◆ **PROVIDED ENTRIES**
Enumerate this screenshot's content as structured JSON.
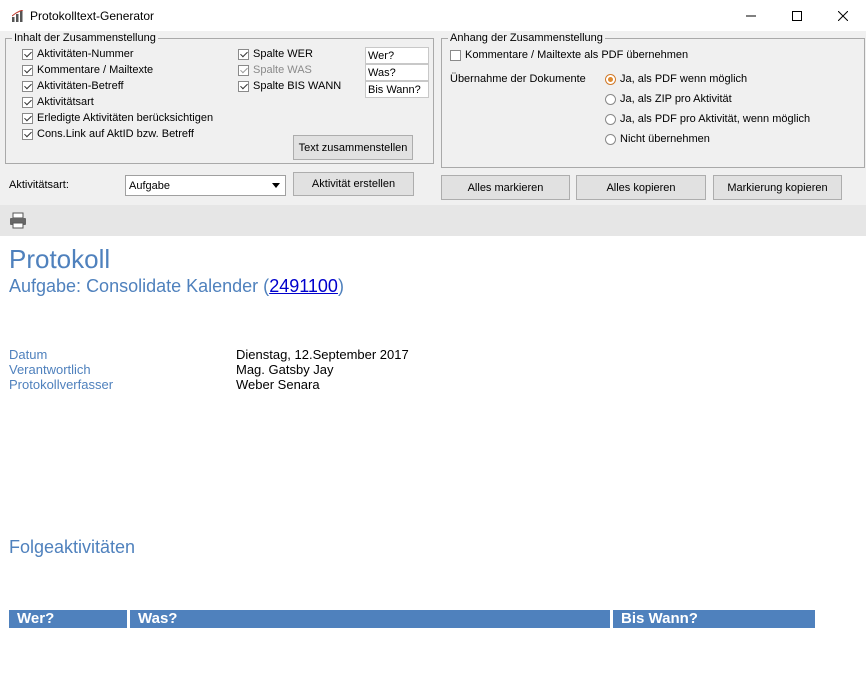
{
  "window": {
    "title": "Protokolltext-Generator"
  },
  "inhalt": {
    "legend": "Inhalt der Zusammenstellung",
    "checkboxes": [
      {
        "label": "Aktivitäten-Nummer",
        "checked": true
      },
      {
        "label": "Kommentare / Mailtexte",
        "checked": true
      },
      {
        "label": "Aktivitäten-Betreff",
        "checked": true
      },
      {
        "label": "Aktivitätsart",
        "checked": true
      },
      {
        "label": "Erledigte Aktivitäten berücksichtigen",
        "checked": true
      },
      {
        "label": "Cons.Link auf AktID bzw. Betreff",
        "checked": true
      }
    ],
    "spalten": [
      {
        "label": "Spalte WER",
        "checked": true,
        "disabled": false,
        "header": "Wer?"
      },
      {
        "label": "Spalte WAS",
        "checked": true,
        "disabled": true,
        "header": "Was?"
      },
      {
        "label": "Spalte BIS WANN",
        "checked": true,
        "disabled": false,
        "header": "Bis Wann?"
      }
    ],
    "compose_button": "Text zusammenstellen"
  },
  "anhang": {
    "legend": "Anhang der Zusammenstellung",
    "comments_pdf_label": "Kommentare / Mailtexte als PDF übernehmen",
    "docs_label": "Übernahme der Dokumente",
    "options": [
      {
        "label": "Ja, als PDF wenn möglich",
        "selected": true
      },
      {
        "label": "Ja, als ZIP pro Aktivität",
        "selected": false
      },
      {
        "label": "Ja, als PDF pro Aktivität, wenn möglich",
        "selected": false
      },
      {
        "label": "Nicht übernehmen",
        "selected": false
      }
    ]
  },
  "aktivitaet": {
    "label": "Aktivitätsart:",
    "value": "Aufgabe",
    "create_button": "Aktivität erstellen"
  },
  "actions": {
    "select_all": "Alles markieren",
    "copy_all": "Alles kopieren",
    "copy_selection": "Markierung kopieren"
  },
  "document": {
    "title": "Protokoll",
    "subtitle_prefix": "Aufgabe: Consolidate Kalender (",
    "subtitle_link": "2491100",
    "subtitle_suffix": ")",
    "fields": [
      {
        "label": "Datum",
        "value": "Dienstag, 12.September 2017"
      },
      {
        "label": "Verantwortlich",
        "value": "Mag. Gatsby Jay"
      },
      {
        "label": "Protokollverfasser",
        "value": "Weber Senara"
      }
    ],
    "followups_heading": "Folgeaktivitäten",
    "table_headers": [
      "Wer?",
      "Was?",
      "Bis Wann?"
    ]
  },
  "colors": {
    "accent": "#4f81bd",
    "radio_selected": "#e08a30"
  },
  "icons": {
    "app": "chart-icon",
    "print": "printer-icon"
  }
}
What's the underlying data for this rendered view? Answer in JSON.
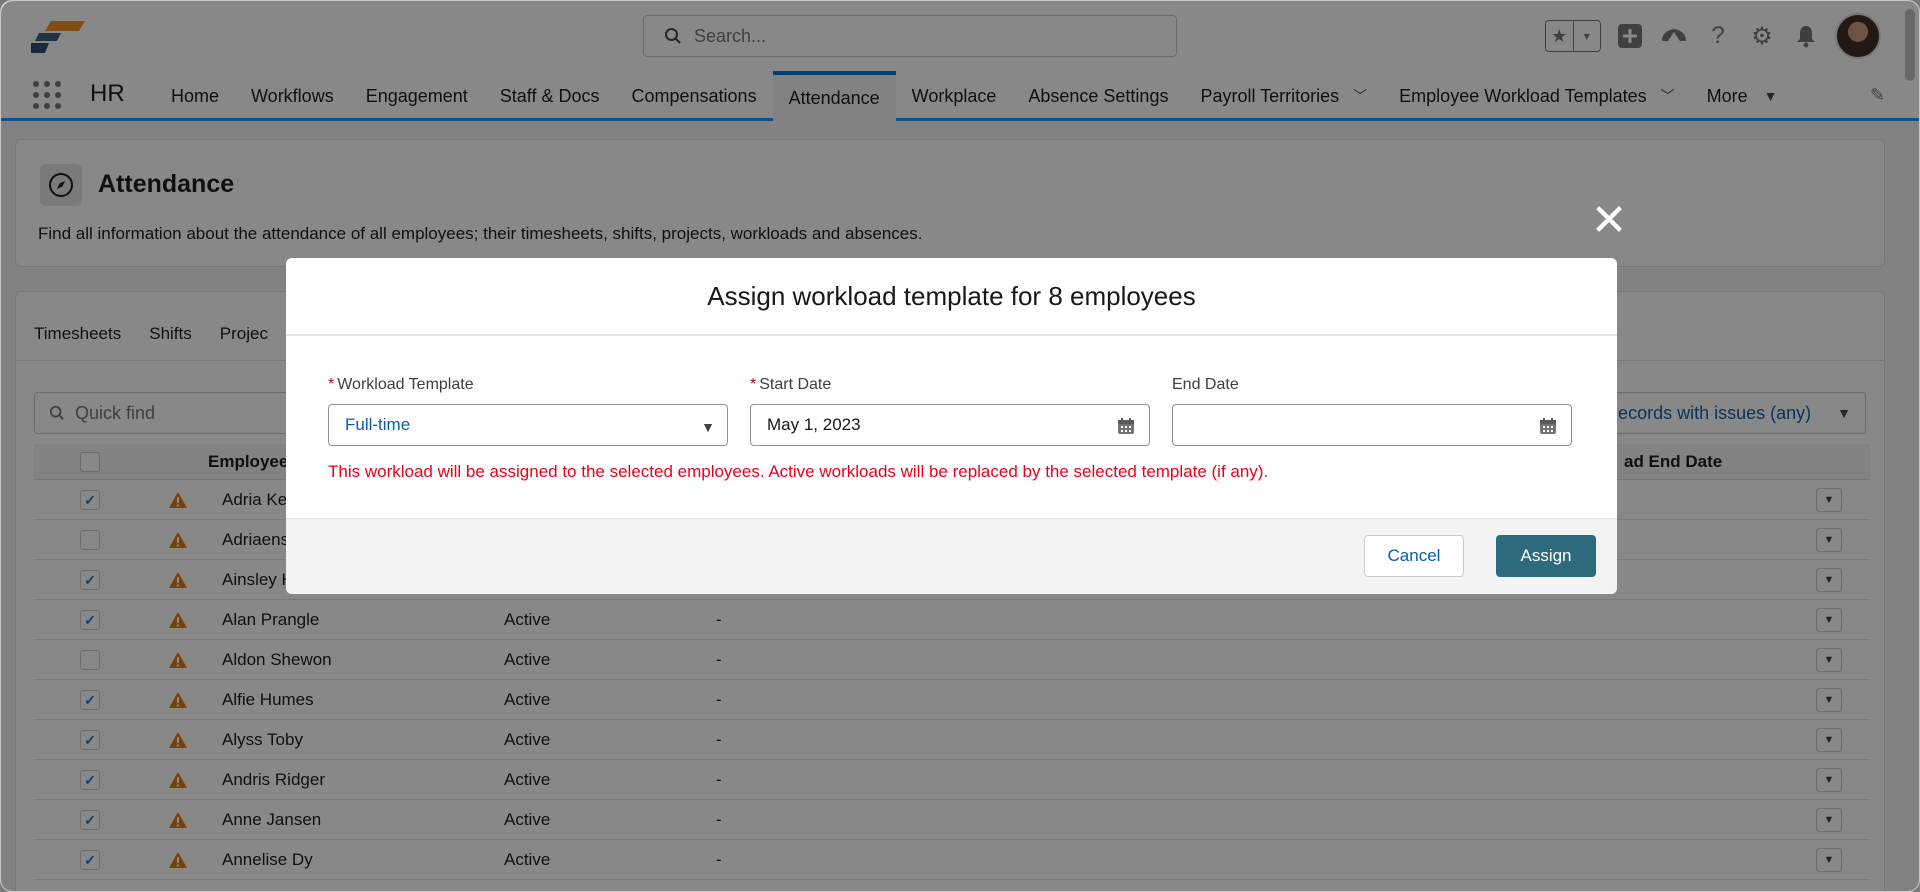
{
  "topbar": {
    "search_placeholder": "Search..."
  },
  "nav": {
    "app_name": "HR",
    "items": [
      {
        "label": "Home",
        "name": "nav-home"
      },
      {
        "label": "Workflows",
        "name": "nav-workflows"
      },
      {
        "label": "Engagement",
        "name": "nav-engagement"
      },
      {
        "label": "Staff & Docs",
        "name": "nav-staff-docs"
      },
      {
        "label": "Compensations",
        "name": "nav-compensations"
      },
      {
        "label": "Attendance",
        "name": "nav-attendance",
        "active": true
      },
      {
        "label": "Workplace",
        "name": "nav-workplace"
      },
      {
        "label": "Absence Settings",
        "name": "nav-absence-settings"
      },
      {
        "label": "Payroll Territories",
        "name": "nav-payroll-territories",
        "dropdown": true
      },
      {
        "label": "Employee Workload Templates",
        "name": "nav-employee-workload-templates",
        "dropdown": true
      },
      {
        "label": "More",
        "name": "nav-more",
        "more": true
      }
    ]
  },
  "page_header": {
    "title": "Attendance",
    "description": "Find all information about the attendance of all employees; their timesheets, shifts, projects, workloads and absences."
  },
  "list": {
    "tabs": [
      "Timesheets",
      "Shifts",
      "Projec"
    ],
    "quickfind_placeholder": "Quick find",
    "filter_label": "Records with issues (any)",
    "columns": {
      "employee": "Employee",
      "workload_end_date": "ad End Date"
    },
    "rows": [
      {
        "name": "Adria Ken",
        "checked": true,
        "status": "",
        "workload": ""
      },
      {
        "name": "Adriaens",
        "checked": false,
        "status": "",
        "workload": ""
      },
      {
        "name": "Ainsley H",
        "checked": true,
        "status": "",
        "workload": ""
      },
      {
        "name": "Alan Prangle",
        "checked": true,
        "status": "Active",
        "workload": "-"
      },
      {
        "name": "Aldon Shewon",
        "checked": false,
        "status": "Active",
        "workload": "-"
      },
      {
        "name": "Alfie Humes",
        "checked": true,
        "status": "Active",
        "workload": "-"
      },
      {
        "name": "Alyss Toby",
        "checked": true,
        "status": "Active",
        "workload": "-"
      },
      {
        "name": "Andris Ridger",
        "checked": true,
        "status": "Active",
        "workload": "-"
      },
      {
        "name": "Anne Jansen",
        "checked": true,
        "status": "Active",
        "workload": "-"
      },
      {
        "name": "Annelise Dy",
        "checked": true,
        "status": "Active",
        "workload": "-"
      }
    ]
  },
  "modal": {
    "title": "Assign workload template for 8 employees",
    "fields": {
      "workload_template": {
        "label": "Workload Template",
        "required": true,
        "value": "Full-time"
      },
      "start_date": {
        "label": "Start Date",
        "required": true,
        "value": "May 1, 2023"
      },
      "end_date": {
        "label": "End Date",
        "required": false,
        "value": ""
      }
    },
    "message": "This workload will be assigned to the selected employees. Active workloads will be replaced by the selected template (if any).",
    "cancel_label": "Cancel",
    "assign_label": "Assign"
  },
  "colors": {
    "brand_blue": "#0176d3",
    "assign_button": "#2e6a7e",
    "warning_icon": "#dd7a01",
    "error_text": "#ea001e"
  },
  "icons": {
    "logo": "app-logo",
    "close": "close-icon",
    "calendar": "calendar-icon",
    "warning": "warning-icon"
  }
}
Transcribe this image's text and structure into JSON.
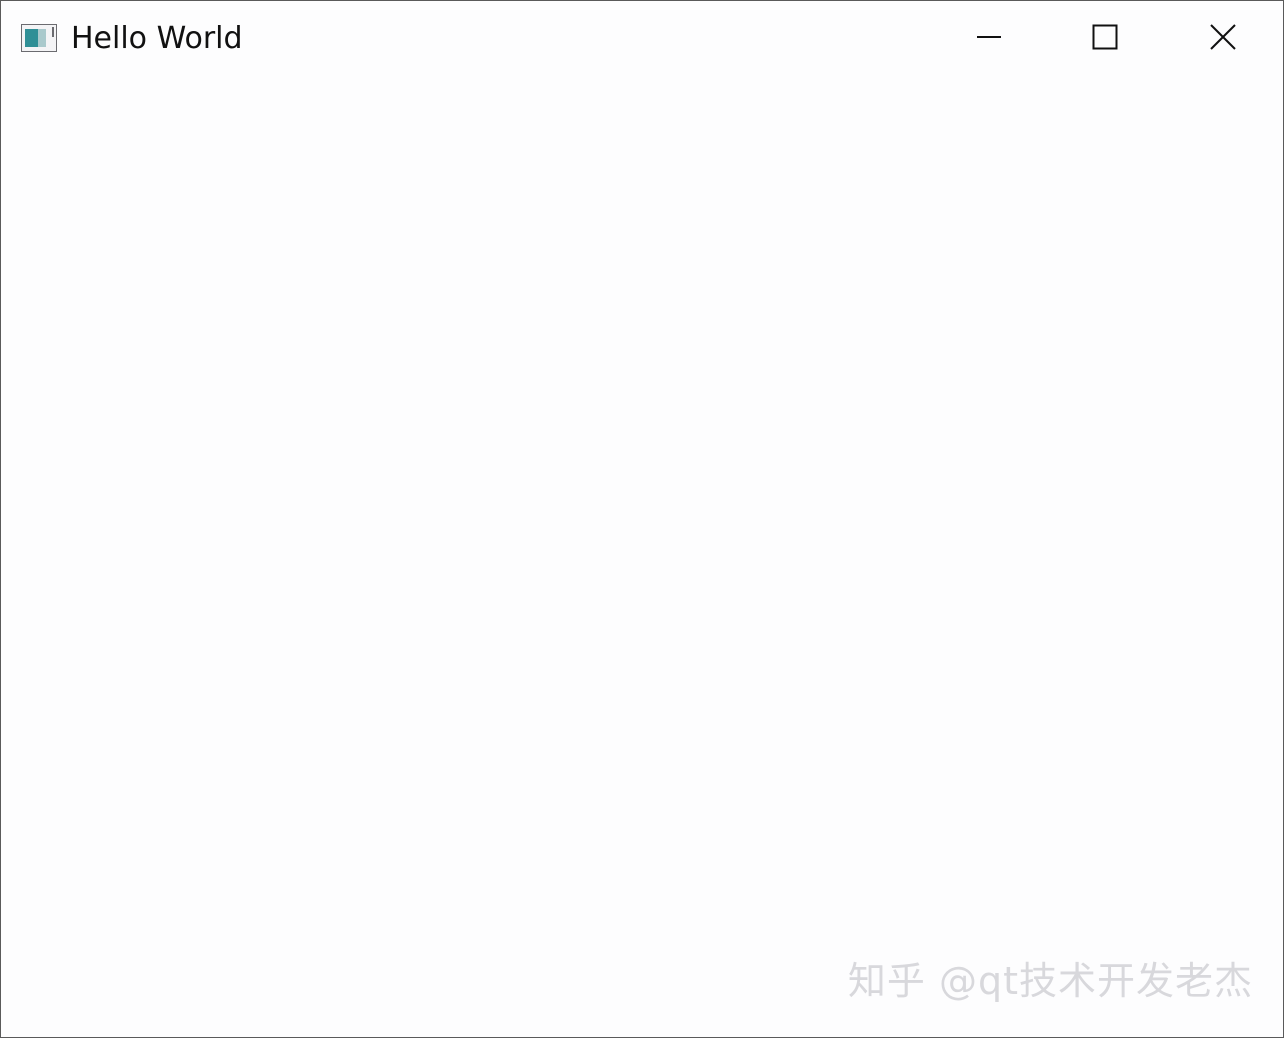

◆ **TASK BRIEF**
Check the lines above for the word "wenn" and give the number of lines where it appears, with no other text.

◆ **ANSWER TO THIS EXERCISE**
2